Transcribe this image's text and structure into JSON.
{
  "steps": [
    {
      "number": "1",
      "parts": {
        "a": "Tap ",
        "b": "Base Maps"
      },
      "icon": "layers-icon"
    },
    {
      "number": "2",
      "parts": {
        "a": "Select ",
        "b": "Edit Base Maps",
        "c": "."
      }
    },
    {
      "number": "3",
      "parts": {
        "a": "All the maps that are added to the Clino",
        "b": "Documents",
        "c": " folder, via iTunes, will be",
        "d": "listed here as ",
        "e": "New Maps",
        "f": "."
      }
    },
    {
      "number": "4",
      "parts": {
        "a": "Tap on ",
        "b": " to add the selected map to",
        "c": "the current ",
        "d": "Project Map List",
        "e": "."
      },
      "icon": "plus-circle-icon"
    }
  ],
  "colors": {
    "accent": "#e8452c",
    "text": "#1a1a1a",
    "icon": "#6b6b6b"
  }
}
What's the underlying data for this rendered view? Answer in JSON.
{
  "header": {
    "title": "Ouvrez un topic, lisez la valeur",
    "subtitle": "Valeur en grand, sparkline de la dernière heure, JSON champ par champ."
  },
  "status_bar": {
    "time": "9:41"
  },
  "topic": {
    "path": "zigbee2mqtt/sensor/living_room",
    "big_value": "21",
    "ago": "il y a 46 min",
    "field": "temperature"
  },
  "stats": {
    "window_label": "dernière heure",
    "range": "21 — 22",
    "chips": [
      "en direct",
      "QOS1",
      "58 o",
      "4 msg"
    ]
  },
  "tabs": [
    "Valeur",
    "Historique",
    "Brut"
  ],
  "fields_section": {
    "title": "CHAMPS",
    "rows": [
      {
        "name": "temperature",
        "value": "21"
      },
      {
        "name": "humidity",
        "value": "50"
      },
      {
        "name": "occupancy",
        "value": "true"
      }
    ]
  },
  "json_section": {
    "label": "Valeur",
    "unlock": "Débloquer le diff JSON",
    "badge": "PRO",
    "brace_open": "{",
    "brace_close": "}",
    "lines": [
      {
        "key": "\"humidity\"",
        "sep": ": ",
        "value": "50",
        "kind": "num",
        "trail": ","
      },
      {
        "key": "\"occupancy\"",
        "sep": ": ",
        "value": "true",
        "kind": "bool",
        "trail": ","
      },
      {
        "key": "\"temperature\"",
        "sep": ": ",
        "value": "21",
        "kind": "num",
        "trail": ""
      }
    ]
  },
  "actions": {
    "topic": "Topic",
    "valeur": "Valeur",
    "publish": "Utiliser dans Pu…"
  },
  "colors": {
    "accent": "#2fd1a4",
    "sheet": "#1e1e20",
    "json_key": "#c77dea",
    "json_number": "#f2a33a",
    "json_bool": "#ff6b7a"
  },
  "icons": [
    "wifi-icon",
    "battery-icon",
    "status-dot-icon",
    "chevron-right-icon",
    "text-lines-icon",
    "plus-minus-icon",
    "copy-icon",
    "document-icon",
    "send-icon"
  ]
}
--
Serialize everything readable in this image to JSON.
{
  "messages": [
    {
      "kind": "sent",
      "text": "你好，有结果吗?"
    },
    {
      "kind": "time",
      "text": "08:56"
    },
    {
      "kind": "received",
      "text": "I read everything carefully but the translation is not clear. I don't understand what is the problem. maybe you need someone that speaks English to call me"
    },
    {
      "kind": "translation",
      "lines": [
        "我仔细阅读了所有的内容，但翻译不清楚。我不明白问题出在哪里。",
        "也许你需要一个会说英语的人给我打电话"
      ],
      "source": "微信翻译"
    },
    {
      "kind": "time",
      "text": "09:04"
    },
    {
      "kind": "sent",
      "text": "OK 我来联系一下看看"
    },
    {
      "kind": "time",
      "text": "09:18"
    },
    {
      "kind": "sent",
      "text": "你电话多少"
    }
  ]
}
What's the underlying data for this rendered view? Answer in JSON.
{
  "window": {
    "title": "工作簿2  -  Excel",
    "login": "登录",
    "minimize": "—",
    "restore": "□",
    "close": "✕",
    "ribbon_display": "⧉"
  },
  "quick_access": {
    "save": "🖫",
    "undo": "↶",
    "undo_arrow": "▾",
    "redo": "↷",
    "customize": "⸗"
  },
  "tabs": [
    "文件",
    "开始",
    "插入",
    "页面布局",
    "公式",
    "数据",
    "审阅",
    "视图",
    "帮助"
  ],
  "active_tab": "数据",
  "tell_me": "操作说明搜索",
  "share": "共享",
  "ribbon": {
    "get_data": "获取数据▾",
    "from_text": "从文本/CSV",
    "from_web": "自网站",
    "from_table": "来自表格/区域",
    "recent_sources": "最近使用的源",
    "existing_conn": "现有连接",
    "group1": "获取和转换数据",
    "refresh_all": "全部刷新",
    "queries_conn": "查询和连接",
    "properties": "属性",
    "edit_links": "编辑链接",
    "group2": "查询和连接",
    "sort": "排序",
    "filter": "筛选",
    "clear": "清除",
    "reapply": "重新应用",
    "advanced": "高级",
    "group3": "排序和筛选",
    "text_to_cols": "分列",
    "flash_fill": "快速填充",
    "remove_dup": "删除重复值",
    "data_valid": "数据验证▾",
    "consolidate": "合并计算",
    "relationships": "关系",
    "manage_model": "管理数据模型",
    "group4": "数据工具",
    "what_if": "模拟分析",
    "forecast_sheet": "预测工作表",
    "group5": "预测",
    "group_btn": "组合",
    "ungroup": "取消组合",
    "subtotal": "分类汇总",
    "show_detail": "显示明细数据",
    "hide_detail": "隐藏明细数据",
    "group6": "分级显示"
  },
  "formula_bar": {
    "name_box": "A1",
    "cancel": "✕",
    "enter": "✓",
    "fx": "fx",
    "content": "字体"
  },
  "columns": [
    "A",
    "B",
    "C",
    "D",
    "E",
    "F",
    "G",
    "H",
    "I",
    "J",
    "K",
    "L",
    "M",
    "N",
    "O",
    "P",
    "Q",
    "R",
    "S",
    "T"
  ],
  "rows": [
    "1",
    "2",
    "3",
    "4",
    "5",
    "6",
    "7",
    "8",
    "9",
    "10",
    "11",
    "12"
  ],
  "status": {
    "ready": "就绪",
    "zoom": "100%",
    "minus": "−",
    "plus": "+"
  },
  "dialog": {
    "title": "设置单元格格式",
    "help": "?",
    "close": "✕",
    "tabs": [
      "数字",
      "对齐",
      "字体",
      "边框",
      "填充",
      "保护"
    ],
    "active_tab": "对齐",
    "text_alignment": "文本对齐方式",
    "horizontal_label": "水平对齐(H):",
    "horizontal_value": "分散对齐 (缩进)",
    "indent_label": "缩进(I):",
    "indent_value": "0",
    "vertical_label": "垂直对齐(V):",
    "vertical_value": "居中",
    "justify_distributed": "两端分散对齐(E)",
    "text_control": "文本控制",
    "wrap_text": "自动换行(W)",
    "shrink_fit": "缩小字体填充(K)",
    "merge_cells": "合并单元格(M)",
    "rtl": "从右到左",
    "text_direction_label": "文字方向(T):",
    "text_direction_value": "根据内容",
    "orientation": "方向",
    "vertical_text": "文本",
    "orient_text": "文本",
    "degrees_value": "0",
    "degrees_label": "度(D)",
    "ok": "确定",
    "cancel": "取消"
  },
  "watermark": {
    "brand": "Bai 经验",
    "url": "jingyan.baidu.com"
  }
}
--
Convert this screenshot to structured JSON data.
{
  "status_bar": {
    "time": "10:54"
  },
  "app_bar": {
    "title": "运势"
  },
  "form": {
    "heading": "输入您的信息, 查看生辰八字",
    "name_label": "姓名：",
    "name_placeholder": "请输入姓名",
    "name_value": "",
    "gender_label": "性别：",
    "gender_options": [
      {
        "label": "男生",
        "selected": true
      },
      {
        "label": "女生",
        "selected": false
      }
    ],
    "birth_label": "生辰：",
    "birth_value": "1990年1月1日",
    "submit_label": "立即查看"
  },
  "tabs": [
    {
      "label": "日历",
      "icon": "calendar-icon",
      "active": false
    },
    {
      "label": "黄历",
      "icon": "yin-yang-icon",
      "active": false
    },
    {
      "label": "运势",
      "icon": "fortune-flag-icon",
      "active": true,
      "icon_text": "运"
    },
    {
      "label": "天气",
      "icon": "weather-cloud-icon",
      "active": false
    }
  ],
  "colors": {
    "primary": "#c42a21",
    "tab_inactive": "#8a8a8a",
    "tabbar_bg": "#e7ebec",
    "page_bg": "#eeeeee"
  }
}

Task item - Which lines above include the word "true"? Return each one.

Exercise response -
        "value": "true"
        "value": "true",
        "selected": true
      "active": true,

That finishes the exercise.